[Supplied records]
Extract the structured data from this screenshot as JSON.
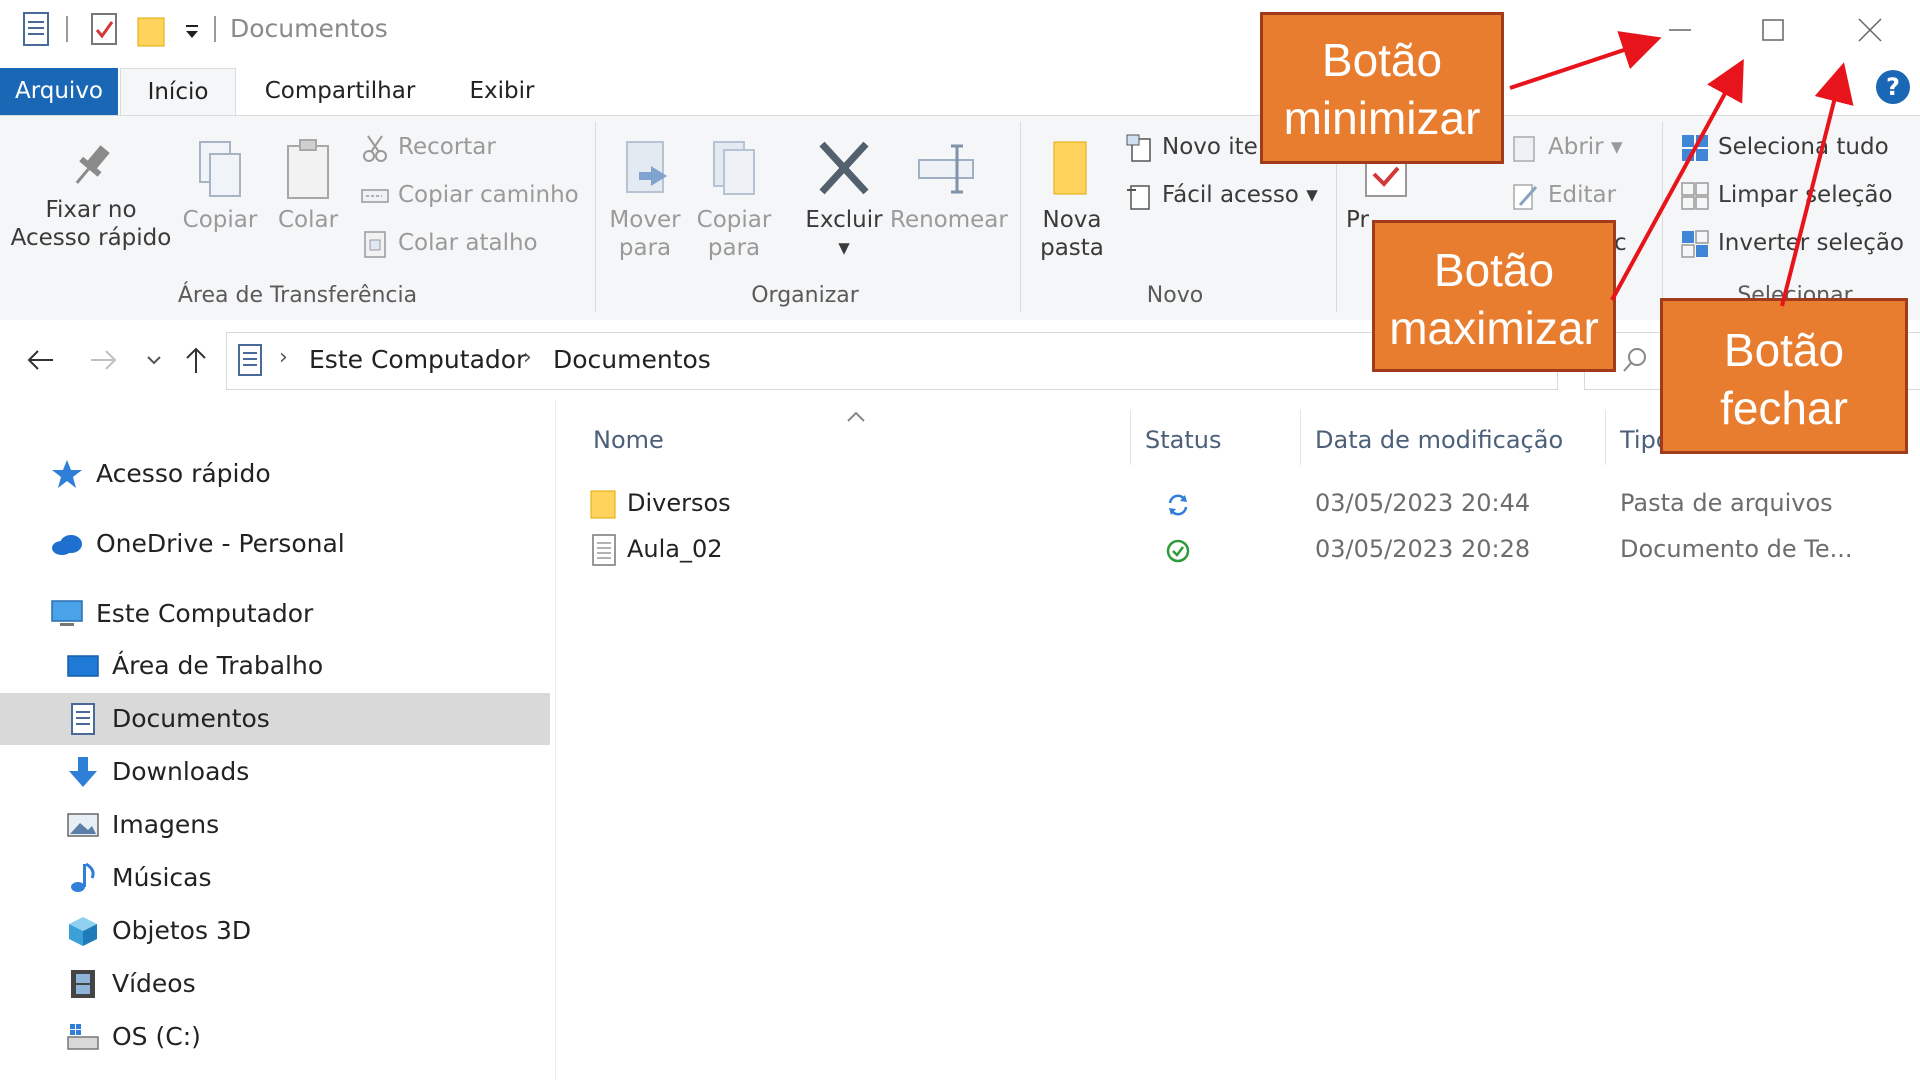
{
  "window": {
    "title": "Documentos",
    "controls": [
      "minimize-icon",
      "maximize-icon",
      "close-icon"
    ]
  },
  "tabs": [
    {
      "label": "Arquivo",
      "style": "file"
    },
    {
      "label": "Início",
      "active": true
    },
    {
      "label": "Compartilhar"
    },
    {
      "label": "Exibir"
    }
  ],
  "help_label": "?",
  "ribbon": {
    "clipboard": {
      "pin_line1": "Fixar no",
      "pin_line2": "Acesso rápido",
      "copy": "Copiar",
      "paste": "Colar",
      "cut": "Recortar",
      "copy_path": "Copiar caminho",
      "paste_shortcut": "Colar atalho",
      "group_label": "Área de Transferência"
    },
    "organize": {
      "move_line1": "Mover",
      "move_line2": "para",
      "copy_line1": "Copiar",
      "copy_line2": "para",
      "delete": "Excluir",
      "rename": "Renomear",
      "group_label": "Organizar"
    },
    "new": {
      "new_folder_line1": "Nova",
      "new_folder_line2": "pasta",
      "new_item": "Novo ite",
      "easy_access": "Fácil acesso",
      "group_label": "Novo"
    },
    "open": {
      "properties_partial": "Pr",
      "open": "Abrir",
      "edit": "Editar",
      "history_partial": "c"
    },
    "select": {
      "select_all": "Seleciona tudo",
      "clear_selection": "Limpar seleção",
      "invert_selection": "Inverter seleção",
      "group_label_partial": "Selecionar"
    }
  },
  "address": {
    "crumbs": [
      "Este Computador",
      "Documentos"
    ],
    "search_icon": "search-icon"
  },
  "nav_pane": {
    "items": [
      {
        "label": "Acesso rápido",
        "icon": "star-icon"
      },
      {
        "label": "OneDrive - Personal",
        "icon": "cloud-icon"
      },
      {
        "label": "Este Computador",
        "icon": "computer-icon"
      },
      {
        "label": "Área de Trabalho",
        "icon": "desktop-icon"
      },
      {
        "label": "Documentos",
        "icon": "documents-icon",
        "selected": true
      },
      {
        "label": "Downloads",
        "icon": "download-arrow-icon"
      },
      {
        "label": "Imagens",
        "icon": "image-icon"
      },
      {
        "label": "Músicas",
        "icon": "music-note-icon"
      },
      {
        "label": "Objetos 3D",
        "icon": "cube-icon"
      },
      {
        "label": "Vídeos",
        "icon": "film-icon"
      },
      {
        "label": "OS (C:)",
        "icon": "drive-icon"
      }
    ]
  },
  "file_list": {
    "columns": [
      "Nome",
      "Status",
      "Data de modificação",
      "Tipo"
    ],
    "rows": [
      {
        "name": "Diversos",
        "icon": "folder-icon",
        "status": "sync-icon",
        "date": "03/05/2023 20:44",
        "type": "Pasta de arquivos"
      },
      {
        "name": "Aula_02",
        "icon": "text-file-icon",
        "status": "synced-check-icon",
        "date": "03/05/2023 20:28",
        "type": "Documento de Te..."
      }
    ]
  },
  "annotations": [
    {
      "line1": "Botão",
      "line2": "minimizar"
    },
    {
      "line1": "Botão",
      "line2": "maximizar"
    },
    {
      "line1": "Botão",
      "line2": "fechar"
    }
  ],
  "colors": {
    "accent_blue": "#1a67b5",
    "callout_fill": "#e87d2f",
    "callout_border": "#a23b1c",
    "arrow_red": "#e8141b",
    "selected_row": "#d9d9d9"
  }
}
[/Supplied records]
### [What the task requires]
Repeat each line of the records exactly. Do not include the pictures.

### [Answer below]
Extract the structured data from this screenshot as JSON.
{
  "window": {
    "title": "Documentos",
    "controls": [
      "minimize-icon",
      "maximize-icon",
      "close-icon"
    ]
  },
  "tabs": [
    {
      "label": "Arquivo",
      "style": "file"
    },
    {
      "label": "Início",
      "active": true
    },
    {
      "label": "Compartilhar"
    },
    {
      "label": "Exibir"
    }
  ],
  "help_label": "?",
  "ribbon": {
    "clipboard": {
      "pin_line1": "Fixar no",
      "pin_line2": "Acesso rápido",
      "copy": "Copiar",
      "paste": "Colar",
      "cut": "Recortar",
      "copy_path": "Copiar caminho",
      "paste_shortcut": "Colar atalho",
      "group_label": "Área de Transferência"
    },
    "organize": {
      "move_line1": "Mover",
      "move_line2": "para",
      "copy_line1": "Copiar",
      "copy_line2": "para",
      "delete": "Excluir",
      "rename": "Renomear",
      "group_label": "Organizar"
    },
    "new": {
      "new_folder_line1": "Nova",
      "new_folder_line2": "pasta",
      "new_item": "Novo ite",
      "easy_access": "Fácil acesso",
      "group_label": "Novo"
    },
    "open": {
      "properties_partial": "Pr",
      "open": "Abrir",
      "edit": "Editar",
      "history_partial": "c"
    },
    "select": {
      "select_all": "Seleciona tudo",
      "clear_selection": "Limpar seleção",
      "invert_selection": "Inverter seleção",
      "group_label_partial": "Selecionar"
    }
  },
  "address": {
    "crumbs": [
      "Este Computador",
      "Documentos"
    ],
    "search_icon": "search-icon"
  },
  "nav_pane": {
    "items": [
      {
        "label": "Acesso rápido",
        "icon": "star-icon"
      },
      {
        "label": "OneDrive - Personal",
        "icon": "cloud-icon"
      },
      {
        "label": "Este Computador",
        "icon": "computer-icon"
      },
      {
        "label": "Área de Trabalho",
        "icon": "desktop-icon"
      },
      {
        "label": "Documentos",
        "icon": "documents-icon",
        "selected": true
      },
      {
        "label": "Downloads",
        "icon": "download-arrow-icon"
      },
      {
        "label": "Imagens",
        "icon": "image-icon"
      },
      {
        "label": "Músicas",
        "icon": "music-note-icon"
      },
      {
        "label": "Objetos 3D",
        "icon": "cube-icon"
      },
      {
        "label": "Vídeos",
        "icon": "film-icon"
      },
      {
        "label": "OS (C:)",
        "icon": "drive-icon"
      }
    ]
  },
  "file_list": {
    "columns": [
      "Nome",
      "Status",
      "Data de modificação",
      "Tipo"
    ],
    "rows": [
      {
        "name": "Diversos",
        "icon": "folder-icon",
        "status": "sync-icon",
        "date": "03/05/2023 20:44",
        "type": "Pasta de arquivos"
      },
      {
        "name": "Aula_02",
        "icon": "text-file-icon",
        "status": "synced-check-icon",
        "date": "03/05/2023 20:28",
        "type": "Documento de Te..."
      }
    ]
  },
  "annotations": [
    {
      "line1": "Botão",
      "line2": "minimizar"
    },
    {
      "line1": "Botão",
      "line2": "maximizar"
    },
    {
      "line1": "Botão",
      "line2": "fechar"
    }
  ],
  "colors": {
    "accent_blue": "#1a67b5",
    "callout_fill": "#e87d2f",
    "callout_border": "#a23b1c",
    "arrow_red": "#e8141b",
    "selected_row": "#d9d9d9"
  }
}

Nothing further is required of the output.